Dataset excerpts Start Marker

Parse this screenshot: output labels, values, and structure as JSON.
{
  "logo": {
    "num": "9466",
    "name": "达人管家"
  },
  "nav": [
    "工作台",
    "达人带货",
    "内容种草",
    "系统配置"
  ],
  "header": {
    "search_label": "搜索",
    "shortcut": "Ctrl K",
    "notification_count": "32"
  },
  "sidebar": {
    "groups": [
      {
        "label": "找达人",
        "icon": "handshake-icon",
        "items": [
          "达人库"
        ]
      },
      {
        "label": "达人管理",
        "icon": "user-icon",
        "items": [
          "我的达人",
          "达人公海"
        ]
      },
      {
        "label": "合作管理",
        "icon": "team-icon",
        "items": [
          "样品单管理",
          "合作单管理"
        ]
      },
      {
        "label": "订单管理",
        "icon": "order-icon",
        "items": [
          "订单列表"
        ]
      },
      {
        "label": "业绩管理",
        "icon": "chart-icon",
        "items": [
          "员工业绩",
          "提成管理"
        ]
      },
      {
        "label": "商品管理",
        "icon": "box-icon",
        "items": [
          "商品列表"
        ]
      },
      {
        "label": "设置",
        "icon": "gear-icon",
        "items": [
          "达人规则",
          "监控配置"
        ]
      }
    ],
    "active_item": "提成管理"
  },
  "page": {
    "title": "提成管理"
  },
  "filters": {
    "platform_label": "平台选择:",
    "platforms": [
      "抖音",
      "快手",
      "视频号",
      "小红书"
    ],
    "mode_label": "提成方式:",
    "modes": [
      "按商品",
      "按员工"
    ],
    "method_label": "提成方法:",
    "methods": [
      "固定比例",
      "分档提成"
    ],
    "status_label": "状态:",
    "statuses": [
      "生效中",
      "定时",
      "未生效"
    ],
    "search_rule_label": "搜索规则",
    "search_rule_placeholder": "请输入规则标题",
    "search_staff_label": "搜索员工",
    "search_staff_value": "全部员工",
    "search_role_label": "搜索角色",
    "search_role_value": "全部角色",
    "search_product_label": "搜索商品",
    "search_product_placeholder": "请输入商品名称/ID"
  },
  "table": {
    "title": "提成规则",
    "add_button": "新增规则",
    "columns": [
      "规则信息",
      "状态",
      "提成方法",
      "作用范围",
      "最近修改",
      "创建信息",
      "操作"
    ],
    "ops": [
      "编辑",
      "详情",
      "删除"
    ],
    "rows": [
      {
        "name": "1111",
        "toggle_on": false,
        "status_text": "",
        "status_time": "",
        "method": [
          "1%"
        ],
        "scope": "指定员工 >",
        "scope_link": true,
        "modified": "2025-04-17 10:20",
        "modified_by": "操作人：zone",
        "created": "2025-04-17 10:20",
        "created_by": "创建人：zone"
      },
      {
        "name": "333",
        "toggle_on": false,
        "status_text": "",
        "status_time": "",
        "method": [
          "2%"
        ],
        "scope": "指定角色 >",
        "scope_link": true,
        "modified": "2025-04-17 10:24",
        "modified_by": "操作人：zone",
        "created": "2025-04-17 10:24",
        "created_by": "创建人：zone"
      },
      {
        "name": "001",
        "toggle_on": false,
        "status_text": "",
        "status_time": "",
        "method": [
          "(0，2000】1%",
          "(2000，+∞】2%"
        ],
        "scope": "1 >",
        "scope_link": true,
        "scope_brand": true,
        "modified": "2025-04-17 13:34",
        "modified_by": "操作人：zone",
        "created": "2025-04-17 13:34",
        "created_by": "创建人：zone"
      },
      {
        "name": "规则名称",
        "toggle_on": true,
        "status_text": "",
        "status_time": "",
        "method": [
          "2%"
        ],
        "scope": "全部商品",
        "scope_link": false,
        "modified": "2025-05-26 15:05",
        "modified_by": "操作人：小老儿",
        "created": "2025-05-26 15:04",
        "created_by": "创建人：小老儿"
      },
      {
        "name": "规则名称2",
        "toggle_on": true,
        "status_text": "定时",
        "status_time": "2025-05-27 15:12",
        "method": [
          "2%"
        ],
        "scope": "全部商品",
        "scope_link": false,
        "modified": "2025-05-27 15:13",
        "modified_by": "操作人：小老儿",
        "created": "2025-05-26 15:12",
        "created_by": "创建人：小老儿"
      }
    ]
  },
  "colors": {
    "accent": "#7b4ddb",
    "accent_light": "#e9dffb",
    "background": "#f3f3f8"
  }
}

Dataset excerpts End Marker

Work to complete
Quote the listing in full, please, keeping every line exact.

Result for this task
Parse this screenshot: output labels, values, and structure as JSON.
{
  "logo": {
    "num": "9466",
    "name": "达人管家"
  },
  "nav": [
    "工作台",
    "达人带货",
    "内容种草",
    "系统配置"
  ],
  "header": {
    "search_label": "搜索",
    "shortcut": "Ctrl K",
    "notification_count": "32"
  },
  "sidebar": {
    "groups": [
      {
        "label": "找达人",
        "icon": "handshake-icon",
        "items": [
          "达人库"
        ]
      },
      {
        "label": "达人管理",
        "icon": "user-icon",
        "items": [
          "我的达人",
          "达人公海"
        ]
      },
      {
        "label": "合作管理",
        "icon": "team-icon",
        "items": [
          "样品单管理",
          "合作单管理"
        ]
      },
      {
        "label": "订单管理",
        "icon": "order-icon",
        "items": [
          "订单列表"
        ]
      },
      {
        "label": "业绩管理",
        "icon": "chart-icon",
        "items": [
          "员工业绩",
          "提成管理"
        ]
      },
      {
        "label": "商品管理",
        "icon": "box-icon",
        "items": [
          "商品列表"
        ]
      },
      {
        "label": "设置",
        "icon": "gear-icon",
        "items": [
          "达人规则",
          "监控配置"
        ]
      }
    ],
    "active_item": "提成管理"
  },
  "page": {
    "title": "提成管理"
  },
  "filters": {
    "platform_label": "平台选择:",
    "platforms": [
      "抖音",
      "快手",
      "视频号",
      "小红书"
    ],
    "mode_label": "提成方式:",
    "modes": [
      "按商品",
      "按员工"
    ],
    "method_label": "提成方法:",
    "methods": [
      "固定比例",
      "分档提成"
    ],
    "status_label": "状态:",
    "statuses": [
      "生效中",
      "定时",
      "未生效"
    ],
    "search_rule_label": "搜索规则",
    "search_rule_placeholder": "请输入规则标题",
    "search_staff_label": "搜索员工",
    "search_staff_value": "全部员工",
    "search_role_label": "搜索角色",
    "search_role_value": "全部角色",
    "search_product_label": "搜索商品",
    "search_product_placeholder": "请输入商品名称/ID"
  },
  "table": {
    "title": "提成规则",
    "add_button": "新增规则",
    "columns": [
      "规则信息",
      "状态",
      "提成方法",
      "作用范围",
      "最近修改",
      "创建信息",
      "操作"
    ],
    "ops": [
      "编辑",
      "详情",
      "删除"
    ],
    "rows": [
      {
        "name": "1111",
        "toggle_on": false,
        "status_text": "",
        "status_time": "",
        "method": [
          "1%"
        ],
        "scope": "指定员工 >",
        "scope_link": true,
        "modified": "2025-04-17 10:20",
        "modified_by": "操作人：zone",
        "created": "2025-04-17 10:20",
        "created_by": "创建人：zone"
      },
      {
        "name": "333",
        "toggle_on": false,
        "status_text": "",
        "status_time": "",
        "method": [
          "2%"
        ],
        "scope": "指定角色 >",
        "scope_link": true,
        "modified": "2025-04-17 10:24",
        "modified_by": "操作人：zone",
        "created": "2025-04-17 10:24",
        "created_by": "创建人：zone"
      },
      {
        "name": "001",
        "toggle_on": false,
        "status_text": "",
        "status_time": "",
        "method": [
          "(0，2000】1%",
          "(2000，+∞】2%"
        ],
        "scope": "1 >",
        "scope_link": true,
        "scope_brand": true,
        "modified": "2025-04-17 13:34",
        "modified_by": "操作人：zone",
        "created": "2025-04-17 13:34",
        "created_by": "创建人：zone"
      },
      {
        "name": "规则名称",
        "toggle_on": true,
        "status_text": "",
        "status_time": "",
        "method": [
          "2%"
        ],
        "scope": "全部商品",
        "scope_link": false,
        "modified": "2025-05-26 15:05",
        "modified_by": "操作人：小老儿",
        "created": "2025-05-26 15:04",
        "created_by": "创建人：小老儿"
      },
      {
        "name": "规则名称2",
        "toggle_on": true,
        "status_text": "定时",
        "status_time": "2025-05-27 15:12",
        "method": [
          "2%"
        ],
        "scope": "全部商品",
        "scope_link": false,
        "modified": "2025-05-27 15:13",
        "modified_by": "操作人：小老儿",
        "created": "2025-05-26 15:12",
        "created_by": "创建人：小老儿"
      }
    ]
  },
  "colors": {
    "accent": "#7b4ddb",
    "accent_light": "#e9dffb",
    "background": "#f3f3f8"
  }
}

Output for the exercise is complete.